● **Exercise details**
Please copy out the records that follow, word for word.
[Task input]
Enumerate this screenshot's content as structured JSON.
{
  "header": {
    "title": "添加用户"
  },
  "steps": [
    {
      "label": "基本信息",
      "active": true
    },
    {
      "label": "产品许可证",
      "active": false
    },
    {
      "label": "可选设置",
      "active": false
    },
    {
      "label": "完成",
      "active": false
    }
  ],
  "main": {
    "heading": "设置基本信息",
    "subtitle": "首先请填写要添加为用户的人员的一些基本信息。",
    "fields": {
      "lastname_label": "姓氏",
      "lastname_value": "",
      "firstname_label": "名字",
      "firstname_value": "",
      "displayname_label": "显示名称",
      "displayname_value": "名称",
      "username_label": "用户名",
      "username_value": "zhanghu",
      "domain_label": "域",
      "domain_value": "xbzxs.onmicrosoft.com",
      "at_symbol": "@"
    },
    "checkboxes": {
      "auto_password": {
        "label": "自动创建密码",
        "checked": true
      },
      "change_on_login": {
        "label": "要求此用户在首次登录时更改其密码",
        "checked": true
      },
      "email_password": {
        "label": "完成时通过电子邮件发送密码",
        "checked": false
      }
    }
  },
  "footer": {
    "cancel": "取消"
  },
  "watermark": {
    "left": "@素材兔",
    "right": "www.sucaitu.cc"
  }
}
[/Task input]
● **Answer below**
Enumerate this screenshot's content as structured JSON.
{
  "header": {
    "title": "添加用户"
  },
  "steps": [
    {
      "label": "基本信息",
      "active": true
    },
    {
      "label": "产品许可证",
      "active": false
    },
    {
      "label": "可选设置",
      "active": false
    },
    {
      "label": "完成",
      "active": false
    }
  ],
  "main": {
    "heading": "设置基本信息",
    "subtitle": "首先请填写要添加为用户的人员的一些基本信息。",
    "fields": {
      "lastname_label": "姓氏",
      "lastname_value": "",
      "firstname_label": "名字",
      "firstname_value": "",
      "displayname_label": "显示名称",
      "displayname_value": "名称",
      "username_label": "用户名",
      "username_value": "zhanghu",
      "domain_label": "域",
      "domain_value": "xbzxs.onmicrosoft.com",
      "at_symbol": "@"
    },
    "checkboxes": {
      "auto_password": {
        "label": "自动创建密码",
        "checked": true
      },
      "change_on_login": {
        "label": "要求此用户在首次登录时更改其密码",
        "checked": true
      },
      "email_password": {
        "label": "完成时通过电子邮件发送密码",
        "checked": false
      }
    }
  },
  "footer": {
    "cancel": "取消"
  },
  "watermark": {
    "left": "@素材兔",
    "right": "www.sucaitu.cc"
  }
}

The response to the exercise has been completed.